## Task to complete
Search the records below for the string "start" and copy each line where it turns up.
· · · · · · ·
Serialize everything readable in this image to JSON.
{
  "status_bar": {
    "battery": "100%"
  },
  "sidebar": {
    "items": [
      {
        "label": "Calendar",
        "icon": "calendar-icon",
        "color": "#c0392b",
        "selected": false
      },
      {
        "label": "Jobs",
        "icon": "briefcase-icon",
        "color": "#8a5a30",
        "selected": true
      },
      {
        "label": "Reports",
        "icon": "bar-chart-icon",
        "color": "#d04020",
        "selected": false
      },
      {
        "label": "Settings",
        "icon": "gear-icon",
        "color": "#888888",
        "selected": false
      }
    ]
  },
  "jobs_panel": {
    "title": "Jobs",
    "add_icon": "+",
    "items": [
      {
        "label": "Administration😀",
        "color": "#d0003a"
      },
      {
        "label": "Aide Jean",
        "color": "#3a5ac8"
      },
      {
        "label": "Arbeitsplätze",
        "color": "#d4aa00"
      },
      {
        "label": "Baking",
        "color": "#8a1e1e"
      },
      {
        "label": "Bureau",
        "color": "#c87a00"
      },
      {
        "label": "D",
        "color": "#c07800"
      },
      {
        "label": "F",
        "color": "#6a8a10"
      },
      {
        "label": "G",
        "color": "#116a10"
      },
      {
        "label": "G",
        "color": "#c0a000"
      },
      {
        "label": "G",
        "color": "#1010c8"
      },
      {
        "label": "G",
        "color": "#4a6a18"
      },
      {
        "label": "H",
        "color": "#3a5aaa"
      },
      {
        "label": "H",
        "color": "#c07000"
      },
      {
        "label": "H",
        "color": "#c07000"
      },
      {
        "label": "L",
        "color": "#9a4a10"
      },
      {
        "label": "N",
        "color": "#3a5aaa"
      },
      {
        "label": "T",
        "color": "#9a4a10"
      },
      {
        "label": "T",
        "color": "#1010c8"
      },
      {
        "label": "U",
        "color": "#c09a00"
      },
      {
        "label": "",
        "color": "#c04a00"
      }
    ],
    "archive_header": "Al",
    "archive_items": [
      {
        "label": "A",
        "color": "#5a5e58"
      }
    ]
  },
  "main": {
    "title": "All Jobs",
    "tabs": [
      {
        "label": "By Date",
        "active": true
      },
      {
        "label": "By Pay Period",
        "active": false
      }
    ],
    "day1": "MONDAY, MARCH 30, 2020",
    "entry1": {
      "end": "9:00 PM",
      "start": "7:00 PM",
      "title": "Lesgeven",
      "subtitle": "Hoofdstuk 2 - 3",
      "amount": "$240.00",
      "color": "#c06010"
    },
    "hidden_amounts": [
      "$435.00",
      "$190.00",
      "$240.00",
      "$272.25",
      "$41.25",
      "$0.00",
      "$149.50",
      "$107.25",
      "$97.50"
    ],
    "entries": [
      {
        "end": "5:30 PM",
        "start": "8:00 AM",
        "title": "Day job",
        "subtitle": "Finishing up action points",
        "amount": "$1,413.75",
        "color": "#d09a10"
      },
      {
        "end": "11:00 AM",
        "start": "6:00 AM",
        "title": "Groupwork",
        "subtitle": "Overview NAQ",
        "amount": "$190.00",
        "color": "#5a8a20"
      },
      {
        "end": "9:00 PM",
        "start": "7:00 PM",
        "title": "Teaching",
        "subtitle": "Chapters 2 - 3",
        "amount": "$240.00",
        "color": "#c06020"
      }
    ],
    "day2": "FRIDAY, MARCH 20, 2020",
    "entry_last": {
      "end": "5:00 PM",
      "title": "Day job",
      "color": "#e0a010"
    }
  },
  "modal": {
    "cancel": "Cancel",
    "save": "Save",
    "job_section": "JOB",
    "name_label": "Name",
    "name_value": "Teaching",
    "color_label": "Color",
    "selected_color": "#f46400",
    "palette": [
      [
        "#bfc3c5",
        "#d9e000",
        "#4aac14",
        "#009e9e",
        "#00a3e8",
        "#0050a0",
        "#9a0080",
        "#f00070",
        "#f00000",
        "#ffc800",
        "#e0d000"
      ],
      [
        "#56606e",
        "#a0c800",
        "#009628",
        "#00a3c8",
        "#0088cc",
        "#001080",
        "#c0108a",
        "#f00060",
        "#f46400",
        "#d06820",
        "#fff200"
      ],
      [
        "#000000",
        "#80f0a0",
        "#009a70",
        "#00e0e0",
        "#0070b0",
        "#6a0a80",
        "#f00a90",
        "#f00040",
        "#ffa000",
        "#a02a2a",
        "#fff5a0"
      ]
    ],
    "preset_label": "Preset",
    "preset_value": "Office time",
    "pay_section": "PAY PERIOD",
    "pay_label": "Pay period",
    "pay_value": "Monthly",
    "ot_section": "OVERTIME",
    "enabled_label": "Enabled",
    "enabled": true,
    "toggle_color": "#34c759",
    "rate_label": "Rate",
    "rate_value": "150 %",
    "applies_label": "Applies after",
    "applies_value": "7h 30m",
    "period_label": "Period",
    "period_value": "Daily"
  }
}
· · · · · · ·
## Reply
      "start": "7:00 PM",
        "start": "8:00 AM",
        "start": "6:00 AM",
        "start": "7:00 PM",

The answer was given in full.